■ **Supplied records**
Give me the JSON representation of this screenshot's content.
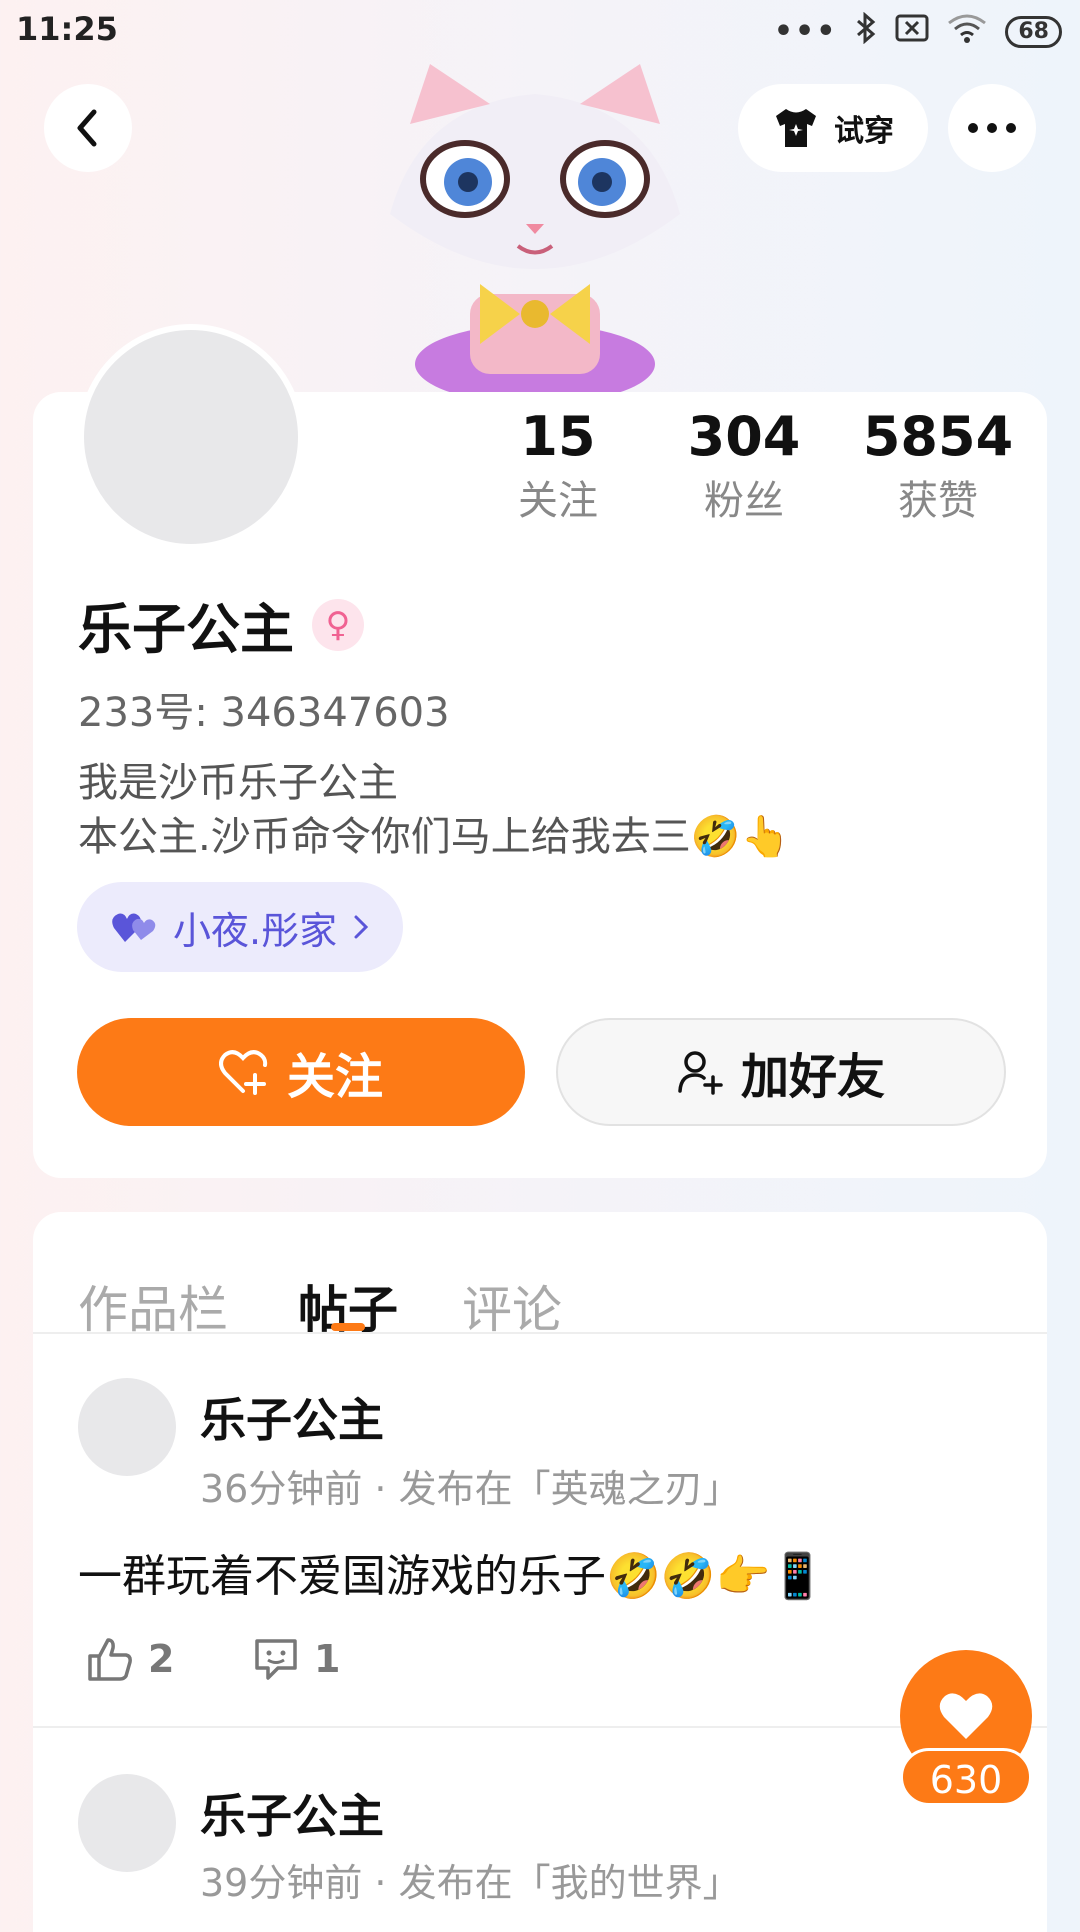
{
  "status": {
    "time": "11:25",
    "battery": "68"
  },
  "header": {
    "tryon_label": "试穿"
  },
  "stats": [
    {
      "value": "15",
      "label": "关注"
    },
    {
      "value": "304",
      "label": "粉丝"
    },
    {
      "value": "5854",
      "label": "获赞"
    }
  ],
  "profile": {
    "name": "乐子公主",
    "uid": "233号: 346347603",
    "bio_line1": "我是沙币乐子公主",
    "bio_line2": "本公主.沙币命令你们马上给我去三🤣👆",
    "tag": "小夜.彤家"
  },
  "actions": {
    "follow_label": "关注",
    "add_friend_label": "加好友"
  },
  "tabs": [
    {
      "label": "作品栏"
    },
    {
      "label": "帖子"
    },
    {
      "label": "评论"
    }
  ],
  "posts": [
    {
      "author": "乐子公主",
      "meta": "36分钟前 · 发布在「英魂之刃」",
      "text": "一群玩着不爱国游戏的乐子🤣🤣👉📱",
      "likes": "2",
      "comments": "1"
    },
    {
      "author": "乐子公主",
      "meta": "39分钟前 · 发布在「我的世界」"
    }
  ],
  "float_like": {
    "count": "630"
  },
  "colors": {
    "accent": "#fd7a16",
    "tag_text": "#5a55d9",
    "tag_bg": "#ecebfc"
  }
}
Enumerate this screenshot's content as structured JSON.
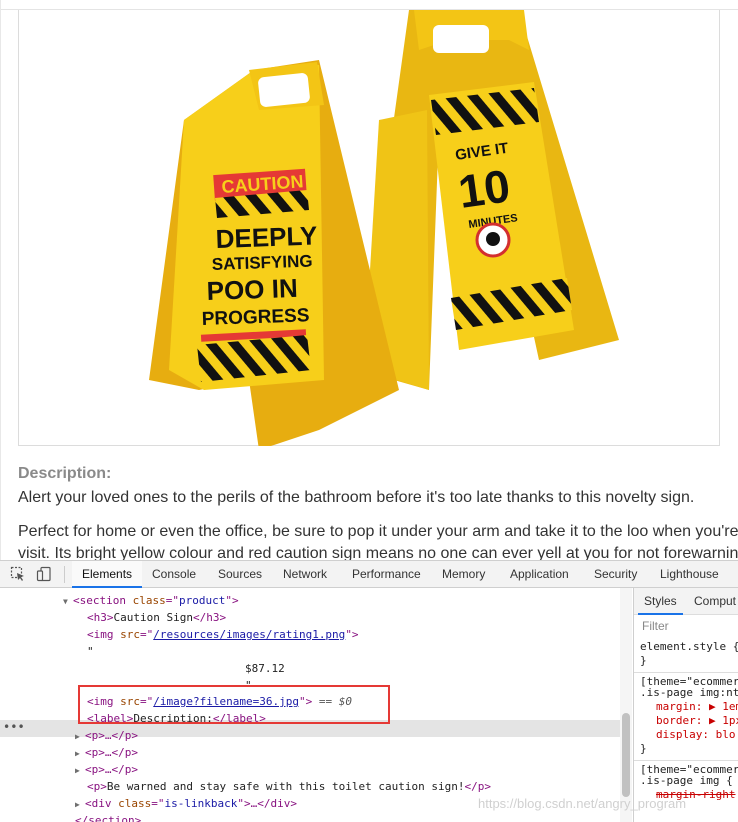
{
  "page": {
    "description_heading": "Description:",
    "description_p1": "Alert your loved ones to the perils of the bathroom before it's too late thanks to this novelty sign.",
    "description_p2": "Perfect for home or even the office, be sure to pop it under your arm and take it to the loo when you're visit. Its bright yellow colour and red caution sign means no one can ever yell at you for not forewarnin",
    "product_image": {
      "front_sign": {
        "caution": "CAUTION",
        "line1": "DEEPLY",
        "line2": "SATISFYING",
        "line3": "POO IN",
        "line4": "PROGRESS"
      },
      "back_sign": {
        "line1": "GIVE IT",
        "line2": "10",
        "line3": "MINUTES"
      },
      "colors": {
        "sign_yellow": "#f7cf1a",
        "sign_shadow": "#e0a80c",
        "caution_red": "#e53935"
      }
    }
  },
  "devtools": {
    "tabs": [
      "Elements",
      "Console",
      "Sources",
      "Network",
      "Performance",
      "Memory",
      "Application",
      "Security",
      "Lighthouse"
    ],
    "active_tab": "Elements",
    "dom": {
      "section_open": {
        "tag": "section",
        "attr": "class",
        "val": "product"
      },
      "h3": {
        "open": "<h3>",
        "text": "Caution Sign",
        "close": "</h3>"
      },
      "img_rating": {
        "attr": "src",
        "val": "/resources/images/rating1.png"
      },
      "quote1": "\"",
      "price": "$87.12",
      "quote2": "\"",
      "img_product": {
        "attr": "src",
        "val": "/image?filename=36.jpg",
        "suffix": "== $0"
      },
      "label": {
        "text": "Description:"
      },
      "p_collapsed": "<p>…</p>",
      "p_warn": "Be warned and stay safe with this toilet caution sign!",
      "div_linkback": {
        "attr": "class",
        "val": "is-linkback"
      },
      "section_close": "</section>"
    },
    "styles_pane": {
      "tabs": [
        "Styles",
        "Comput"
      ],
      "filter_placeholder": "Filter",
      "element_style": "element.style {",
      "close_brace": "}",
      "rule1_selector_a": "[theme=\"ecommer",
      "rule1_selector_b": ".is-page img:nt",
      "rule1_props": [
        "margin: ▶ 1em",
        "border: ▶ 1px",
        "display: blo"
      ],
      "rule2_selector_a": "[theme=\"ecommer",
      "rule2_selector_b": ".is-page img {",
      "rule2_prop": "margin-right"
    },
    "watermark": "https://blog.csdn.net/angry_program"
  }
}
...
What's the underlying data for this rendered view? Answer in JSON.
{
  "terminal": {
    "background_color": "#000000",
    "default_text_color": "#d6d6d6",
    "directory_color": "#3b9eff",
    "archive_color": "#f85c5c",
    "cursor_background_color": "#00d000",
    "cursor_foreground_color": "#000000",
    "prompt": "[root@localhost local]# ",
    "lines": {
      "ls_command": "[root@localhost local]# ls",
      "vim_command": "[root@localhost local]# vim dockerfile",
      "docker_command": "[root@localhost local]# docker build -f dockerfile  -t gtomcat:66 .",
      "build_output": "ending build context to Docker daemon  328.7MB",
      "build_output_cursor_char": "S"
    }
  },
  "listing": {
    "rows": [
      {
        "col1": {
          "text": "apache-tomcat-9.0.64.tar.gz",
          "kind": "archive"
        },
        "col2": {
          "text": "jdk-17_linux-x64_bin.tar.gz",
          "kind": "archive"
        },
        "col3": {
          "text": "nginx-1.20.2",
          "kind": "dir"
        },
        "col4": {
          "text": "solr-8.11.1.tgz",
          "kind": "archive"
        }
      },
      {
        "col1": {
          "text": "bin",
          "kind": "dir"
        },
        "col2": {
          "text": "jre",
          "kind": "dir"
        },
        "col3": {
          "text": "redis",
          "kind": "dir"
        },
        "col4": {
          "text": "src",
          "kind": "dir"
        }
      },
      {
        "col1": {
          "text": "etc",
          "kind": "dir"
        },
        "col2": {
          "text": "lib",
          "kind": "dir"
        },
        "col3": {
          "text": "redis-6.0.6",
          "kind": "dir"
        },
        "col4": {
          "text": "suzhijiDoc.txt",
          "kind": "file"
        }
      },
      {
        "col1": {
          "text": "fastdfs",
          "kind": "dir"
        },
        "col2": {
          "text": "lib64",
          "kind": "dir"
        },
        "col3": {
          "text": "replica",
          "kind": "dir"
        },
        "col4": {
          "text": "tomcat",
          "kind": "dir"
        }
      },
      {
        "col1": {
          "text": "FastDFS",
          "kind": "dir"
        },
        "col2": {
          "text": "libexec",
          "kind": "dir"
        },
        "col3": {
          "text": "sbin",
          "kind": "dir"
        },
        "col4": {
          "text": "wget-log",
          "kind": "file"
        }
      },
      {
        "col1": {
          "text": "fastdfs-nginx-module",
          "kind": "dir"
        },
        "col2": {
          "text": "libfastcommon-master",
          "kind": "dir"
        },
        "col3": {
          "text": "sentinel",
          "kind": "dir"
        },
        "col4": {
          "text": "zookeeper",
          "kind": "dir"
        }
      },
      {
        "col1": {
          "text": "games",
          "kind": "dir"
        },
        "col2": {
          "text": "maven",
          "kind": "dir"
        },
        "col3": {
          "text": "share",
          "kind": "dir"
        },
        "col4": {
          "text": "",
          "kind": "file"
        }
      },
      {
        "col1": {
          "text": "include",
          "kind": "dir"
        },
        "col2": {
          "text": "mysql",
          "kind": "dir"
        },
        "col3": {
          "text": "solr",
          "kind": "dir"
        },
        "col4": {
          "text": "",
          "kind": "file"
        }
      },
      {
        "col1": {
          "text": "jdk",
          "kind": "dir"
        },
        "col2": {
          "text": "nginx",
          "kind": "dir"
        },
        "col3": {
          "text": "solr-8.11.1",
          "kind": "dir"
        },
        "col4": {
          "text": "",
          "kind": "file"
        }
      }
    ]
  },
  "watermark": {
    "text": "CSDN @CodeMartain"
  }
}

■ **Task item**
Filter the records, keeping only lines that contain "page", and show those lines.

■ **Finished exercise**
  "page": {
      "rule1_selector_b": ".is-page img:nt",
      "rule2_selector_b": ".is-page img {",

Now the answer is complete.